----- INPUT MATERIAL
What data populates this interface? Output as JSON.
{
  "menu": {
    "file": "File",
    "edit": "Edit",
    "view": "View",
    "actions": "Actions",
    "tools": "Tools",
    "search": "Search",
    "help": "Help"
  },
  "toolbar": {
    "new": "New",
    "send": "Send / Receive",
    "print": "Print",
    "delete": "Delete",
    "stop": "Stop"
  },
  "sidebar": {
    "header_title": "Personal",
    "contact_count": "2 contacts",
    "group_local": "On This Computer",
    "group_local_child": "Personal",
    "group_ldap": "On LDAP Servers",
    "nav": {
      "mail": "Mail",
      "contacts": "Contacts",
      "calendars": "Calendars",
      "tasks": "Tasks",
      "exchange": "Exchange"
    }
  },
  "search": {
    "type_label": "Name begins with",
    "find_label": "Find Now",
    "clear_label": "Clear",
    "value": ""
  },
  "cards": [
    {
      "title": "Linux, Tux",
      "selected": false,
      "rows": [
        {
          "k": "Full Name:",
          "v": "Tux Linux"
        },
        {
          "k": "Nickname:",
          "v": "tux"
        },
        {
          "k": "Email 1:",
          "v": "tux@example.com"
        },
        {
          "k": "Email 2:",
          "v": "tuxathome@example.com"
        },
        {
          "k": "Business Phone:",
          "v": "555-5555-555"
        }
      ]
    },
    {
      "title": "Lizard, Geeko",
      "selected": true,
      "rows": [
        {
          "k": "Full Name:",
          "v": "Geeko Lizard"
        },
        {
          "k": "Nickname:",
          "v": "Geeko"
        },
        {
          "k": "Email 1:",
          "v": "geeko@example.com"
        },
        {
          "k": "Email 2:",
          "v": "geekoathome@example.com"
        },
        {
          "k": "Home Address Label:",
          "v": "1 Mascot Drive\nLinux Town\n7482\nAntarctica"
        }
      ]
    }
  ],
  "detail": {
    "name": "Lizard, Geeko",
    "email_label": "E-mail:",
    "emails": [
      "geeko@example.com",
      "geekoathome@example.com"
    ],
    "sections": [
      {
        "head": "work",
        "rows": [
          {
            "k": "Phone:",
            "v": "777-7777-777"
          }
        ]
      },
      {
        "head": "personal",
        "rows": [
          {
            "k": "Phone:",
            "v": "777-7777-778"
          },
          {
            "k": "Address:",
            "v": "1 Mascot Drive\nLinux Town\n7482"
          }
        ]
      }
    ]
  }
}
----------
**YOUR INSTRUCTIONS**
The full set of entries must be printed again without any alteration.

**REPLY**
What data populates this interface? Output as JSON.
{
  "menu": {
    "file": "File",
    "edit": "Edit",
    "view": "View",
    "actions": "Actions",
    "tools": "Tools",
    "search": "Search",
    "help": "Help"
  },
  "toolbar": {
    "new": "New",
    "send": "Send / Receive",
    "print": "Print",
    "delete": "Delete",
    "stop": "Stop"
  },
  "sidebar": {
    "header_title": "Personal",
    "contact_count": "2 contacts",
    "group_local": "On This Computer",
    "group_local_child": "Personal",
    "group_ldap": "On LDAP Servers",
    "nav": {
      "mail": "Mail",
      "contacts": "Contacts",
      "calendars": "Calendars",
      "tasks": "Tasks",
      "exchange": "Exchange"
    }
  },
  "search": {
    "type_label": "Name begins with",
    "find_label": "Find Now",
    "clear_label": "Clear",
    "value": ""
  },
  "cards": [
    {
      "title": "Linux, Tux",
      "selected": false,
      "rows": [
        {
          "k": "Full Name:",
          "v": "Tux Linux"
        },
        {
          "k": "Nickname:",
          "v": "tux"
        },
        {
          "k": "Email 1:",
          "v": "tux@example.com"
        },
        {
          "k": "Email 2:",
          "v": "tuxathome@example.com"
        },
        {
          "k": "Business Phone:",
          "v": "555-5555-555"
        }
      ]
    },
    {
      "title": "Lizard, Geeko",
      "selected": true,
      "rows": [
        {
          "k": "Full Name:",
          "v": "Geeko Lizard"
        },
        {
          "k": "Nickname:",
          "v": "Geeko"
        },
        {
          "k": "Email 1:",
          "v": "geeko@example.com"
        },
        {
          "k": "Email 2:",
          "v": "geekoathome@example.com"
        },
        {
          "k": "Home Address Label:",
          "v": "1 Mascot Drive\nLinux Town\n7482\nAntarctica"
        }
      ]
    }
  ],
  "detail": {
    "name": "Lizard, Geeko",
    "email_label": "E-mail:",
    "emails": [
      "geeko@example.com",
      "geekoathome@example.com"
    ],
    "sections": [
      {
        "head": "work",
        "rows": [
          {
            "k": "Phone:",
            "v": "777-7777-777"
          }
        ]
      },
      {
        "head": "personal",
        "rows": [
          {
            "k": "Phone:",
            "v": "777-7777-778"
          },
          {
            "k": "Address:",
            "v": "1 Mascot Drive\nLinux Town\n7482"
          }
        ]
      }
    ]
  }
}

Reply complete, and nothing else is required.